Do not cheer for the Indians:
They are in the AL Central with the White Sox and absolutely throttled them this year, with a 17-2 record against the White Sox. Their 1948 World Series team was managed by Lou Boudreau, a longtime Cubs broadcaster. They also were dealt a favorable schedule that saw them go 36-7 against the three worst teams in baseball: the Twins, White Sox, and Astros.

Former White Sox on the Indians: Nick Swisher

Cheer for the Detroit Tigers:
Their starting rotation is good, really good with Max Scherzer, Justin Verlander, Anibal Sanchez and Doug Fister. Third baseman Miguel Cabrera is the best hitter in the game. The Tigers have not won since the mid 80’s, so them winning would be better than the Red Sox or Cardinals win their third in ten years.

The City of Detroit is down in the dumps and a world series victory would lift their spirits.

Do not cheer for the Tigers:
Another AL Central team and the top of the class at that in recent years. The team does not consist of homegrown talent like the Indians relieve staff but big time free agents and trades. Also, before Torii Hunter joined the Tigers he was a White Sox killer during his days in Minnesota.
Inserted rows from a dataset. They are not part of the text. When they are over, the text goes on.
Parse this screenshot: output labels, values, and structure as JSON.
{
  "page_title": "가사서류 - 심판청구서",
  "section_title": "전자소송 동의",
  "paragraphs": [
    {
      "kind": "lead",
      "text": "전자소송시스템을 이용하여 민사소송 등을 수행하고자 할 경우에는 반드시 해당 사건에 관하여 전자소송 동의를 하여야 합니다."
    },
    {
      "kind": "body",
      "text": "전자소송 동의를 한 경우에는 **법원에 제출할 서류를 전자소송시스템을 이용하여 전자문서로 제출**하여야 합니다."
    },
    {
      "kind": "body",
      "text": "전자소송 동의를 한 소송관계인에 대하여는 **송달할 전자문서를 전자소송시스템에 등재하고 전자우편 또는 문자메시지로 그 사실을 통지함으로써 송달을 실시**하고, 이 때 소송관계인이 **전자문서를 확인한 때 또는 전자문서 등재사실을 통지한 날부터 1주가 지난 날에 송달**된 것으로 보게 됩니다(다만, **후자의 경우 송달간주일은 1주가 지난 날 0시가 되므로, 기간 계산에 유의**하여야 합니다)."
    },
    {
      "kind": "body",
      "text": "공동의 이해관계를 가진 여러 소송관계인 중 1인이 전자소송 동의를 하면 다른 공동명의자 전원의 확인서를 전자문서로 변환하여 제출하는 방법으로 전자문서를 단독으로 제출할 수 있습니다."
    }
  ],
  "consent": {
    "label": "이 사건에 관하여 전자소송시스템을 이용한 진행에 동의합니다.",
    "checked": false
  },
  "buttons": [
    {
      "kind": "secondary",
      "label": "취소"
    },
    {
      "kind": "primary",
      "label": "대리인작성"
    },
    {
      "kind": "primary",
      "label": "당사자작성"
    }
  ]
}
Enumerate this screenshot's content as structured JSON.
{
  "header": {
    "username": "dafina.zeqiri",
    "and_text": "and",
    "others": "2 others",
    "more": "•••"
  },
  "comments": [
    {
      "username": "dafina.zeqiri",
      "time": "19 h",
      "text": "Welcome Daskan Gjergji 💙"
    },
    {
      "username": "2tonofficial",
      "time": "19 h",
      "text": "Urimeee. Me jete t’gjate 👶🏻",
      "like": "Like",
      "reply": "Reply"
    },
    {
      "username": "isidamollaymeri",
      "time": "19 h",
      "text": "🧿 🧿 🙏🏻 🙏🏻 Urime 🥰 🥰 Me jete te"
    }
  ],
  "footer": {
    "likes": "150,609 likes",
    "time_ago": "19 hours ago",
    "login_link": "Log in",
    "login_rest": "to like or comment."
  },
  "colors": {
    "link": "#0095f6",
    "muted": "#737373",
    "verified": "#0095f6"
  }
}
Former White Sox on the Tigers: None

Cheer for the Oakland Athletics:
Moneyball, an excellent film that depicted the 2002 team GM Billy Beane put together with players that simply “got on base.” They ventured into the international market to pick up Yoenis Cespedes, who does not have poor base running skills like a certain young outfielder in southern California.

They have added Jarrod Parker, Tommy Milone, Josh Donaldson, Jed Lowrie, and brought back Bartolo Colon. With a low payroll the highest paid A’s player is Chris Young, who is make $8.5 million. They do not have their own stadium as they play at O.co Coliseum, which they shared with the NFL’s Oakland Raiders.
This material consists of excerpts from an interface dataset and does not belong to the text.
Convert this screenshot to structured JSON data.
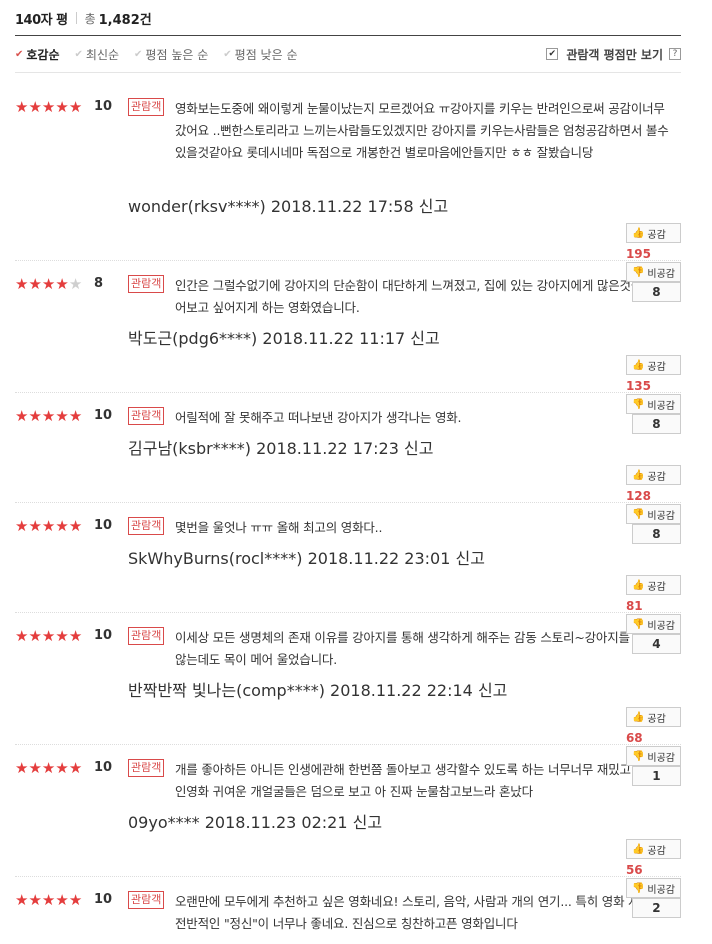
{
  "header": {
    "title": "140자 평",
    "total_label": "총",
    "total_count": "1,482건"
  },
  "sort": {
    "items": [
      {
        "label": "호감순",
        "active": true
      },
      {
        "label": "최신순",
        "active": false
      },
      {
        "label": "평점 높은 순",
        "active": false
      },
      {
        "label": "평점 낮은 순",
        "active": false
      }
    ],
    "viewer_only_label": "관람객 평점만 보기",
    "viewer_only_checked": true,
    "help_glyph": "?"
  },
  "badge_label": "관람객",
  "like_label": "공감",
  "dislike_label": "비공감",
  "report_label": "신고",
  "reviews": [
    {
      "stars": 5,
      "score": "10",
      "text": "영화보는도중에 왜이렇게 눈물이났는지 모르겠어요 ㅠ강아지를 키우는 반려인으로써 공감이너무갔어요 ..뻔한스토리라고 느끼는사람들도있겠지만 강아지를 키우는사람들은 엄청공감하면서 볼수있을것같아요 롯데시네마 독점으로 개봉한건 별로마음에안들지만 ㅎㅎ 잘봤습니당",
      "user": "wonder(rksv****)",
      "date": "2018.11.22 17:58",
      "likes": "195",
      "dislikes": "8"
    },
    {
      "stars": 4,
      "score": "8",
      "text": "인간은 그럴수없기에 강아지의 단순함이 대단하게 느껴졌고, 집에 있는 강아지에게 많은것들을 물어보고 싶어지게 하는 영화였습니다.",
      "user": "박도근(pdg6****)",
      "date": "2018.11.22 11:17",
      "likes": "135",
      "dislikes": "8"
    },
    {
      "stars": 5,
      "score": "10",
      "text": "어릴적에 잘 못해주고 떠나보낸 강아지가 생각나는 영화.",
      "user": "김구남(ksbr****)",
      "date": "2018.11.22 17:23",
      "likes": "128",
      "dislikes": "8"
    },
    {
      "stars": 5,
      "score": "10",
      "text": "몇번을 울엇나 ㅠㅠ 올해 최고의 영화다..",
      "user": "SkWhyBurns(rocl****)",
      "date": "2018.11.22 23:01",
      "likes": "81",
      "dislikes": "4"
    },
    {
      "stars": 5,
      "score": "10",
      "text": "이세상 모든 생명체의 존재 이유를 강아지를 통해 생각하게 해주는 감동 스토리~강아지를 키우지 않는데도 목이 메어 울었습니다.",
      "user": "반짝반짝 빛나는(comp****)",
      "date": "2018.11.22 22:14",
      "likes": "68",
      "dislikes": "1"
    },
    {
      "stars": 5,
      "score": "10",
      "text": "개를 좋아하든 아니든 인생에관해 한번쯤 돌아보고 생각할수 있도록 하는 너무너무 재밌고 감동적인영화 귀여운 개얼굴들은 덤으로 보고 아 진짜 눈물참고보느라 혼났다",
      "user": "09yo****",
      "date": "2018.11.23 02:21",
      "likes": "56",
      "dislikes": "2"
    },
    {
      "stars": 5,
      "score": "10",
      "text": "오랜만에 모두에게 추천하고 싶은 영화네요! 스토리, 음악, 사람과 개의 연기... 특히 영화 자체의 전반적인 \"정신\"이 너무나 좋네요. 진심으로 칭찬하고픈 영화입니다",
      "user": "",
      "date": "",
      "likes": "",
      "dislikes": ""
    }
  ],
  "colors": {
    "star_on": "#e43d3d",
    "star_off": "#cfcfcf",
    "badge": "#d94a4a",
    "like_count": "#d94a4a"
  },
  "icons": {
    "sort_check": "check-icon",
    "like": "thumbs-up-icon",
    "dislike": "thumbs-down-icon",
    "checkbox": "checkbox-icon",
    "help": "help-icon",
    "star": "star-icon"
  }
}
The last A’s championship was in 1989 with former White Sox manager Tony LaRussa at the helm.

Do not cheer for the A’s:
If you do not like the Moneyball ideology that you do not want them to win. The A’s wear green and gold, which will remind you of the Chicago Bears biggest rival – the Green Bay Packers.

Former White Sox on the A’s: Bartolo Colon and manager Bob Melvin

Cheer for the Tampa Bay Rays:
They play in the best division in the AL, the East with the Red Sox and Yankees payroll three times the amount they have. In 2007 they had their first winning season and have not had a losing season since while making the playoffs four out of the past six seasons. Their Triple-A team is the Durham Bulls, yes those Bulls featured in the film Bull Durham.

Evan Longoria stayed in Tampa. Longoria had the opportunity to sign a big deal contact with AL East rivals Boston or New York but signed a long term deal with Tampa. The Rays have never won a World series so, them winning increases the parity in the game.

Do not cheer for the Rays:
The fans do not show up and Tropicana Field is a dome ballpark in sunny Tampa Bay. The Rays joined the MLB in 1998 and consistently finished at the bottom of the league their first eight years earning top draft picks. The team also developed a “retro” uniform that looks awful. Also, pitcher Fernado Rodney wears his hat off to the side and not straight on.

Former White Sox on the Rays: None

For more Chicago sports conversation and updates follow us on Twitter @DaWindyCityFS and Like our Facebook page at Da Windy City.